> _STORED DATA_:
=== Section Start ===

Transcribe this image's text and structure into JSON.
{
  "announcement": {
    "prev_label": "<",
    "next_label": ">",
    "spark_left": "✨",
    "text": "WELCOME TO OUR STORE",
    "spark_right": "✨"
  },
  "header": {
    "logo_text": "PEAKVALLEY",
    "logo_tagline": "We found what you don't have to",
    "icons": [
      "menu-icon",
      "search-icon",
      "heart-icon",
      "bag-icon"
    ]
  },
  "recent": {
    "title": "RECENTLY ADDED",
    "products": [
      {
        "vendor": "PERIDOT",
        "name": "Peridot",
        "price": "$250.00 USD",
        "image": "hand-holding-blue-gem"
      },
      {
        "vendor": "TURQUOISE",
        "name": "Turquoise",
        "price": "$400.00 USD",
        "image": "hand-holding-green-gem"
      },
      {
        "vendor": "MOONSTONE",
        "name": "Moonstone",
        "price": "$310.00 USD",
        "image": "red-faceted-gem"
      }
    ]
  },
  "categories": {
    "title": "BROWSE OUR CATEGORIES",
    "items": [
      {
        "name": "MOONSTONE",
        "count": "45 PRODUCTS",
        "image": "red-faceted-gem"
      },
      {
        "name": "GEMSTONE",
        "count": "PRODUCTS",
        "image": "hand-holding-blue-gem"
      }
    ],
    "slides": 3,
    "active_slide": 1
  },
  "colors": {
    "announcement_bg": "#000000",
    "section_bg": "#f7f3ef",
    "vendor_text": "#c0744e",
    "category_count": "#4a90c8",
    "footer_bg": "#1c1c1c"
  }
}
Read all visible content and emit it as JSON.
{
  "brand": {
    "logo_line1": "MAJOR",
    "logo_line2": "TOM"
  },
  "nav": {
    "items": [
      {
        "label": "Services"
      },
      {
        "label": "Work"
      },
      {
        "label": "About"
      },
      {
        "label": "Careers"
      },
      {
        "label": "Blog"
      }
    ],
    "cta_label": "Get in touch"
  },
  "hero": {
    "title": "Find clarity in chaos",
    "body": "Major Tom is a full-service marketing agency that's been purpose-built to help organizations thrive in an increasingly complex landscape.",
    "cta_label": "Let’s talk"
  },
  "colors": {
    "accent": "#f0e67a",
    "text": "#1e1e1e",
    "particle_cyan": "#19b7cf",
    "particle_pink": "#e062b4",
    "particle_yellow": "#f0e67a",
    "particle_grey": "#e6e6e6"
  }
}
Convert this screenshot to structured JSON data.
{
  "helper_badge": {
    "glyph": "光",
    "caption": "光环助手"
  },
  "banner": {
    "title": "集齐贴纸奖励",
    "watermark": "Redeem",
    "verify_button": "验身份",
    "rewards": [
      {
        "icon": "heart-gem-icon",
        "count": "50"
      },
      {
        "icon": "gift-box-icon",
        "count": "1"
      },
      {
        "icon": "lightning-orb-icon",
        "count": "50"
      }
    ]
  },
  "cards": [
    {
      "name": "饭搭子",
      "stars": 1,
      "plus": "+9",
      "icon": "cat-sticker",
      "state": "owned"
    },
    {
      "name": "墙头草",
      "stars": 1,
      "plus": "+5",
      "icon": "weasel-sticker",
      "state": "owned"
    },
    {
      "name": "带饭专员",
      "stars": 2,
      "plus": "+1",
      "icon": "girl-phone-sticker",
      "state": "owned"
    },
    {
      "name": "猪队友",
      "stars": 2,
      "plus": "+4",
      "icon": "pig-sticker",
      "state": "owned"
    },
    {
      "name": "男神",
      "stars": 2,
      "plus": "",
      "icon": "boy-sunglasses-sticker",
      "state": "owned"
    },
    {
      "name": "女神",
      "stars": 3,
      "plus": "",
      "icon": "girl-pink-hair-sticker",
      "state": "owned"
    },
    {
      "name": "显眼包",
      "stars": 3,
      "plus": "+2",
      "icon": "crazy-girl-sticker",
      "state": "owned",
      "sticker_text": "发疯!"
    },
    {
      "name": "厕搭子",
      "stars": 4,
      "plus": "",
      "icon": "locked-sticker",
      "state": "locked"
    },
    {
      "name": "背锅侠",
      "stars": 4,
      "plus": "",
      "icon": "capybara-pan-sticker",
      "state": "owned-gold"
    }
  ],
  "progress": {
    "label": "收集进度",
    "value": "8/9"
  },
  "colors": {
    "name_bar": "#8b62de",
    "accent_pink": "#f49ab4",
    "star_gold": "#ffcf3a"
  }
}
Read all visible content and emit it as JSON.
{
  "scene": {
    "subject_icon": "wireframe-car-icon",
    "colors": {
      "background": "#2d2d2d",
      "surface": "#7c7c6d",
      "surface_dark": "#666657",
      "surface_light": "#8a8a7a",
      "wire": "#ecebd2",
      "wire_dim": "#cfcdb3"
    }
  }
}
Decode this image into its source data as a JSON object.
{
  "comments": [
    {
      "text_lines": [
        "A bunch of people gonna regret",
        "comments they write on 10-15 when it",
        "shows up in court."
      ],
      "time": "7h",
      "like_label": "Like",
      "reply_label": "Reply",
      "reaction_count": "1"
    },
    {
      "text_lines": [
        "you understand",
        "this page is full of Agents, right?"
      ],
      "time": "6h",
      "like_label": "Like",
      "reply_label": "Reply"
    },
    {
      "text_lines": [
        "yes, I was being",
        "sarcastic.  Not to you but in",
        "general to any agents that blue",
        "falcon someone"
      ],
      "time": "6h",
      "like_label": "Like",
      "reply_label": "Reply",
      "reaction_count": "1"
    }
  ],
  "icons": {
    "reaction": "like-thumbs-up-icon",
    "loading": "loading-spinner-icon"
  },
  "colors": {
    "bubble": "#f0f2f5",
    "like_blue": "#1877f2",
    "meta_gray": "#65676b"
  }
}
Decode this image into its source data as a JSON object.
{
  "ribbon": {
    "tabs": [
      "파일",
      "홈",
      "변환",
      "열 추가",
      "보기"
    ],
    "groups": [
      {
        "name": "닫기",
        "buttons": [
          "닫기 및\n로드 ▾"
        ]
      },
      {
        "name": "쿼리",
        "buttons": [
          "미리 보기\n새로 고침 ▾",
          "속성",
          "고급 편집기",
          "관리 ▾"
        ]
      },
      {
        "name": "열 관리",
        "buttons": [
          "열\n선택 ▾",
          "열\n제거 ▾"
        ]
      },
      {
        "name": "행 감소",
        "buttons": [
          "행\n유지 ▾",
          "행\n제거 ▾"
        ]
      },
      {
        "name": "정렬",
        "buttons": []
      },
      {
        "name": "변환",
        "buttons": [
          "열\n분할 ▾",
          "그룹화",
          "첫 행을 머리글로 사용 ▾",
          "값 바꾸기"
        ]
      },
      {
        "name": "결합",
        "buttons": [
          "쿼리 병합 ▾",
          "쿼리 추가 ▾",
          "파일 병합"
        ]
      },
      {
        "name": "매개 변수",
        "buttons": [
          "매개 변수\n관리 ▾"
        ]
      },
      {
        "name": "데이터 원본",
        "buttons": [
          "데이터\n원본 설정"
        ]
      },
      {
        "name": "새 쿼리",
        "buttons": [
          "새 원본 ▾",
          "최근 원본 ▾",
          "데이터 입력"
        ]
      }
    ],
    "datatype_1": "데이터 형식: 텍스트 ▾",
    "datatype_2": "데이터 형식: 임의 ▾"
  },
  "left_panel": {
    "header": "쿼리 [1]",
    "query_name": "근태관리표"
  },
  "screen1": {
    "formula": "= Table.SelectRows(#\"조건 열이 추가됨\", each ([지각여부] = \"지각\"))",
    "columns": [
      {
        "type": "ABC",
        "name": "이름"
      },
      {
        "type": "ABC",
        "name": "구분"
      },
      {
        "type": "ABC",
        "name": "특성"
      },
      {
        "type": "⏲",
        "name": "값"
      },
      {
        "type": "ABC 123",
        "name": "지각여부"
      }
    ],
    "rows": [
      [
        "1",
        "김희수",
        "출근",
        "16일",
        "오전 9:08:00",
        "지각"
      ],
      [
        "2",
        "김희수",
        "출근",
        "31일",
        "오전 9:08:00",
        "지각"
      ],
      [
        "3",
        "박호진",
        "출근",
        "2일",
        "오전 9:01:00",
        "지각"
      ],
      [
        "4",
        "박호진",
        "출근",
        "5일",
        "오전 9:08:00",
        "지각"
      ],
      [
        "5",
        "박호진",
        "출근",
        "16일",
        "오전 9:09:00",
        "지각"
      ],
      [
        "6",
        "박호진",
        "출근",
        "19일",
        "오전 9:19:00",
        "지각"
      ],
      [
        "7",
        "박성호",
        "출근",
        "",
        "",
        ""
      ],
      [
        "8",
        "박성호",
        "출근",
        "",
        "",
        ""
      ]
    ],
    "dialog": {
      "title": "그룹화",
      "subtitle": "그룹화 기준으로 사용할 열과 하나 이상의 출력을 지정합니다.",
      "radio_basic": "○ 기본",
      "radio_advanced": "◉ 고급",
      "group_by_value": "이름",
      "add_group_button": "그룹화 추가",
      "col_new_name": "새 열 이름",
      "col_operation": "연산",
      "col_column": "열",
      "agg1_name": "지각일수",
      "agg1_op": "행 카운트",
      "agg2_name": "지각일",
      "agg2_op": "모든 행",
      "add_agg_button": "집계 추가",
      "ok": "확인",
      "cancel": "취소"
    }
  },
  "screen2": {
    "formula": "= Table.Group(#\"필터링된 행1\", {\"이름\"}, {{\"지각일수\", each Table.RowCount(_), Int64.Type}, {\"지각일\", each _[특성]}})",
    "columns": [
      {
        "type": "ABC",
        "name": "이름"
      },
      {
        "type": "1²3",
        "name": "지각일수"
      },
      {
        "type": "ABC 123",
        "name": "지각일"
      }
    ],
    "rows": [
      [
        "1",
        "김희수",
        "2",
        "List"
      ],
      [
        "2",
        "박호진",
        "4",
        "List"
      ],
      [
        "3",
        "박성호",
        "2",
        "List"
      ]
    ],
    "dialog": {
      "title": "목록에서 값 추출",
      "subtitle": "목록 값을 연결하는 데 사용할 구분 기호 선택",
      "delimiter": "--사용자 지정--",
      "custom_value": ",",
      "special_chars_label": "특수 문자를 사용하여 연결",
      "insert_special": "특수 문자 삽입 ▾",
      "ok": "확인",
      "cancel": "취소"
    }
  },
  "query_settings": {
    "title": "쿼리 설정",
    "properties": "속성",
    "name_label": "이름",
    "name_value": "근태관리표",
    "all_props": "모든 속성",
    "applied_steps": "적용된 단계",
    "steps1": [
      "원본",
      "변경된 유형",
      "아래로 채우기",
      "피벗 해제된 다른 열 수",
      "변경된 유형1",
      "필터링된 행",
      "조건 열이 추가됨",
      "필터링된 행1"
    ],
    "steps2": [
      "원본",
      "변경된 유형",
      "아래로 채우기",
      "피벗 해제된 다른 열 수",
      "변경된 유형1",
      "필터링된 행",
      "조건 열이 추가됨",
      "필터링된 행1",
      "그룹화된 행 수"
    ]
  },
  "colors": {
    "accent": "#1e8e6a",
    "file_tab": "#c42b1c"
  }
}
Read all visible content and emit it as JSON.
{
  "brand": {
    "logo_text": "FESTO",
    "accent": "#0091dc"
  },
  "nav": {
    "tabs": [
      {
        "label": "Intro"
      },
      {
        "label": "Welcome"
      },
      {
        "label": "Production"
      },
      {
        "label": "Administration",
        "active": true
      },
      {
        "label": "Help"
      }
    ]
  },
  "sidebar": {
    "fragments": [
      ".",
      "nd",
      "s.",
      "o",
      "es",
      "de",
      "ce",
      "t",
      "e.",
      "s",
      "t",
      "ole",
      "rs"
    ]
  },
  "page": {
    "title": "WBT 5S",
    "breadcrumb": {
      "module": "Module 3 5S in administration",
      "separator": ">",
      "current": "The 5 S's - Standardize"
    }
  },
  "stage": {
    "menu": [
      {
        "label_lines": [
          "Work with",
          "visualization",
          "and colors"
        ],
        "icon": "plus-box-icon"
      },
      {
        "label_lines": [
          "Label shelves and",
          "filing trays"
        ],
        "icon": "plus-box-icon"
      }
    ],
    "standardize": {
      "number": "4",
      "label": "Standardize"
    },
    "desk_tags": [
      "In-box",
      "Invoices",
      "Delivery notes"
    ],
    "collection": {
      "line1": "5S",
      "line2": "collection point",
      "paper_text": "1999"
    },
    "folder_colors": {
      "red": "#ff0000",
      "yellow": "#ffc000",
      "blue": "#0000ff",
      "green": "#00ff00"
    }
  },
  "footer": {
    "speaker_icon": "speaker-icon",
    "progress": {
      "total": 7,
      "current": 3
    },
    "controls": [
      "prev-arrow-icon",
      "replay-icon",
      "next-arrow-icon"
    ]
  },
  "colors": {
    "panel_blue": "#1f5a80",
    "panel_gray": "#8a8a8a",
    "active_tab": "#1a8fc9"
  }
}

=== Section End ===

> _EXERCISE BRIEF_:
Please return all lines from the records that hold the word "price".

> _SOLUTION_:
        "price": "$250.00 USD",
        "price": "$400.00 USD",
        "price": "$310.00 USD",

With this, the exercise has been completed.